Mental Health Matters: Imposter Syndrome

Mental Health Matters: Imposter Syndrome

An overwhelming amount of people that I know say that they do suffer or have suffered from imposter syndrome. I often wonder how that could possibly be the case when they outwardly appear to be absolutely smashing life? 

With more and more tales of imposter syndrome rearing its ugly head without warning, as well as my own personal experiences having major bouts of waiting for someone to ‘find me out', I was interested in exploring imposter syndrome further and looking at healthy ways to try and push past crippling self-doubt and anxiety.

So what exactly is Imposter Syndrome?

According to Psychology Today, the term 'Imposter Syndrome' was coined back in 1978 by two clinical psychologists named Pauline Clance and Suzanne Innes. They found that: "Despite having adequate external evidence of accomplishments, people with imposter syndrome remained convinced that they don't deserve the success they have". Sounds pretty nuts right? Why can't our brains just let us have our time to shine?

When you've worked so hard to get to where you want to be, or you have put the hours in to achieve something significant, it is super annoying to have your success parade rained on by imposter syndrome.

Why is imposter Syndrome so deliberating?

Imposter syndrome can act as a serious obstacle when it comes to the progression of your general day to day life, your relationships or your work. I know so because I too have imposter syndrome ricocheting through my veins a good proportion of the time. And whilst I'm not the CEO of a business or working in a very high risk, or high responsibility job, I still feel imposter syndrome affects the parameters of my world and my achievements. 
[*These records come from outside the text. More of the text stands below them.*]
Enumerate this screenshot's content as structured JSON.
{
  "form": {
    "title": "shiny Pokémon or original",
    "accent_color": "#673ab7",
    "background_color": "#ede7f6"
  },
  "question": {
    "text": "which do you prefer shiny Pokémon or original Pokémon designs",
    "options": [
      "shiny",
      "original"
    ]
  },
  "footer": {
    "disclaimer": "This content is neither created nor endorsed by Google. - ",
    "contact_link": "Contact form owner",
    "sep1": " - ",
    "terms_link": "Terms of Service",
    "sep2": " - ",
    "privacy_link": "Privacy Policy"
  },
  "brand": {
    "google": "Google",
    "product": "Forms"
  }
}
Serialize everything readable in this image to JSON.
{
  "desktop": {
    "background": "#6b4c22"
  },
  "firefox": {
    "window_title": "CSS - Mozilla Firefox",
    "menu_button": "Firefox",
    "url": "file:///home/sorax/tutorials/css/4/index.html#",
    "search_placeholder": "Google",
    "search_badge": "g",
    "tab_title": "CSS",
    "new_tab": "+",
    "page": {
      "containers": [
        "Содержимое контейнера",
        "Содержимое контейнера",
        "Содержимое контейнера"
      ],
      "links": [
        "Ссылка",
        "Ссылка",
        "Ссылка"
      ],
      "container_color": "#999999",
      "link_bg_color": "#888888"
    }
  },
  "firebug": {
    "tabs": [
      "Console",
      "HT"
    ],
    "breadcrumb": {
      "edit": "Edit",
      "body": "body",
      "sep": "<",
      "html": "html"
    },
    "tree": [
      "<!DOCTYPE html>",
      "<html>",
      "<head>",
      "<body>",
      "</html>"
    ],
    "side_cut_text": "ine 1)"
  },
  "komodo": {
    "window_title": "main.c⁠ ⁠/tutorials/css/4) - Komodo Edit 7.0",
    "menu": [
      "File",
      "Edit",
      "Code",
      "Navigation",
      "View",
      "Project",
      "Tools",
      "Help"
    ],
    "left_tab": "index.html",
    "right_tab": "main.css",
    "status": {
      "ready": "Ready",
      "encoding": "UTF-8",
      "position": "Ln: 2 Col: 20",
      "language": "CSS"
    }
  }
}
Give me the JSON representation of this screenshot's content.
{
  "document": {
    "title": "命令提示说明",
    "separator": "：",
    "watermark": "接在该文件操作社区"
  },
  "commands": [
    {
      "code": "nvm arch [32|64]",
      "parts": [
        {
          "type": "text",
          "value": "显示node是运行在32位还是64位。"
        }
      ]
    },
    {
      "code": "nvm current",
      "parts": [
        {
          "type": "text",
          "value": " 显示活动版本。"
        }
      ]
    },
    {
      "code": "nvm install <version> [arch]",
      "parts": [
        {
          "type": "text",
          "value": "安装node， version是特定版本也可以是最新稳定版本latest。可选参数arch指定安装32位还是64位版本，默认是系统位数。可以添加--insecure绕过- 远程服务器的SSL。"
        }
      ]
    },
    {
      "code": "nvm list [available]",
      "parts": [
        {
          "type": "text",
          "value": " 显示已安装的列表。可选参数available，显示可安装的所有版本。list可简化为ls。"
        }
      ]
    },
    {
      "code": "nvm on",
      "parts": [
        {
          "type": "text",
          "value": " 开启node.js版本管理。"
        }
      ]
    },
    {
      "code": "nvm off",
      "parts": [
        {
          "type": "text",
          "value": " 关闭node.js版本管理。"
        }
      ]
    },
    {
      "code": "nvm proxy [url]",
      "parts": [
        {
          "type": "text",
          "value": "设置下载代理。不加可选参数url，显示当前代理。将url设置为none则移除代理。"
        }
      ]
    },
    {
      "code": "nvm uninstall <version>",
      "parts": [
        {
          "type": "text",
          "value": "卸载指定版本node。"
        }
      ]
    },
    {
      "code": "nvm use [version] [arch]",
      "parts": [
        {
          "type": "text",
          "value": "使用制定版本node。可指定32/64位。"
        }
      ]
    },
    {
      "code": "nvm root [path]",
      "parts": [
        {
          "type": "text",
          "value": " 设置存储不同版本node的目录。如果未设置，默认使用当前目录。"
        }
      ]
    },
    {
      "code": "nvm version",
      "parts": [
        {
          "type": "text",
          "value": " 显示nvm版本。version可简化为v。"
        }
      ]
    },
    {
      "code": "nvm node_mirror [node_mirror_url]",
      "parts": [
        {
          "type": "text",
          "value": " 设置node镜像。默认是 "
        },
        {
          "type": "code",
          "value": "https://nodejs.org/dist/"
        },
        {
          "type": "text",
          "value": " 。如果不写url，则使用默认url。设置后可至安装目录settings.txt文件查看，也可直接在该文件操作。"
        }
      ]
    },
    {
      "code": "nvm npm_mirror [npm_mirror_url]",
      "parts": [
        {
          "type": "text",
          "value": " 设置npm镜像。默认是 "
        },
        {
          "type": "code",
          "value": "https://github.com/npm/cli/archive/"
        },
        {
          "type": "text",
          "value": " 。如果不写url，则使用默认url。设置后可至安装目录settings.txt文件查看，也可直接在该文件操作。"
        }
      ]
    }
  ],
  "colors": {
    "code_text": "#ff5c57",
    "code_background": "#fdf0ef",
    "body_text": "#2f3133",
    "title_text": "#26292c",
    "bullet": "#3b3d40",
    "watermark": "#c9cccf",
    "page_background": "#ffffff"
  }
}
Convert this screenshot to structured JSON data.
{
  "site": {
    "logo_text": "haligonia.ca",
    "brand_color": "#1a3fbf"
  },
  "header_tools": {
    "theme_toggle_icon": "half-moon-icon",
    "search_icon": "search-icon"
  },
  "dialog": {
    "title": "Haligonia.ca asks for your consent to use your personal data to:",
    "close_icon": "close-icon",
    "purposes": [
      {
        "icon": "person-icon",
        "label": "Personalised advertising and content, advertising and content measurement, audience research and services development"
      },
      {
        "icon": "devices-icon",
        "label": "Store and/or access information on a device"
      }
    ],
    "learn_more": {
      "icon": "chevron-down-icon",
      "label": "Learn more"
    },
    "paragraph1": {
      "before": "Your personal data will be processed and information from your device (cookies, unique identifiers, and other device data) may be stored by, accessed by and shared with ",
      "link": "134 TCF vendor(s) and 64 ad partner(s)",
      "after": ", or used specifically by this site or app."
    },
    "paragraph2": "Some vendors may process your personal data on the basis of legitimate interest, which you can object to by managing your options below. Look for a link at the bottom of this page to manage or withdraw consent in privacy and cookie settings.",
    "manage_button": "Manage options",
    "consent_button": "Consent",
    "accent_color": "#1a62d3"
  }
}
With imposter syndrome, there's always a niggle in your mind, an evil voice saying: “You don’t know what you’re doing” or “Someone is going to find out you've lied about what you can do” even though you have more than enough experience to handle the task at hand.

These horrible thoughts can lead you down a rocky path of crippling anxiety and play havoc with your mental health. If you've ever suffered with it, I am sure you don't need me to tell you that imposter syndrome can make you feel really inadequate and incompetent when actually you are very capable, skilled and worthy. It's often the best people for the job, that have the most self-doubt!

Fraudulent feelings don't have to take over your mind

One of the main ways that I've tried to harness imposter syndrome is by shortlisting my abilities and then backing it up with evidence. After all, an irrational mind can't argue with evidence! For example, I might think that I’m not qualified to undertake a task... I then take a step back and write down past successful experiences that prove, that actually, yes... I am qualified!

I even look at similar experiences where I haven’t been successful and retrospect on what I could have done better and what I learned. By breaking things down, I don’t feel quite so overwhelmed and so the familiar doubts can’t creep in as prominently.

I also remind myself of this piece I wrote on standing out in a crowded industry, sometimes it’s nice to remind your burnt out brain that you are worthy and you do have as much right to take up as much space as anyone else.

So many choices, so many wishes to 'get it right the first time'


I’ve previously discussed the challenges that come with having too much choice and I honestly think the variety of paths available can cause us to feel we're not worthy of any, even though we're so incredibly lucky to have been awarded any opportunity at all. You have to have a bit of nerve. 

When I was changing career from digital marketing to web delivery, I had some experience to call upon, but not exactly that skillset that would push me through a rigorous interview process, or even get myself in front of the hiring manager. Instead, I decided to have a bit of nerve and directly message the job poster and pitch myself to him as to why I'd be a worthy candidate for a role I'd never done before. It was no mean feat - but it worked. You can read more about that experience in this post if you're interested.

Imposter syndrome doesn't have to rule your life

One important thing to note is that when you are feeling like a total imposter in your own body, it is usually correlated with that fact that you’ve been awarded an opportunity of some kind. Seize it and make it yours, and even if you don’t succeed in the way you wish to, some of your most valuable lessons will have still been learned. 

Mental Health Matters: Imposter Syndrome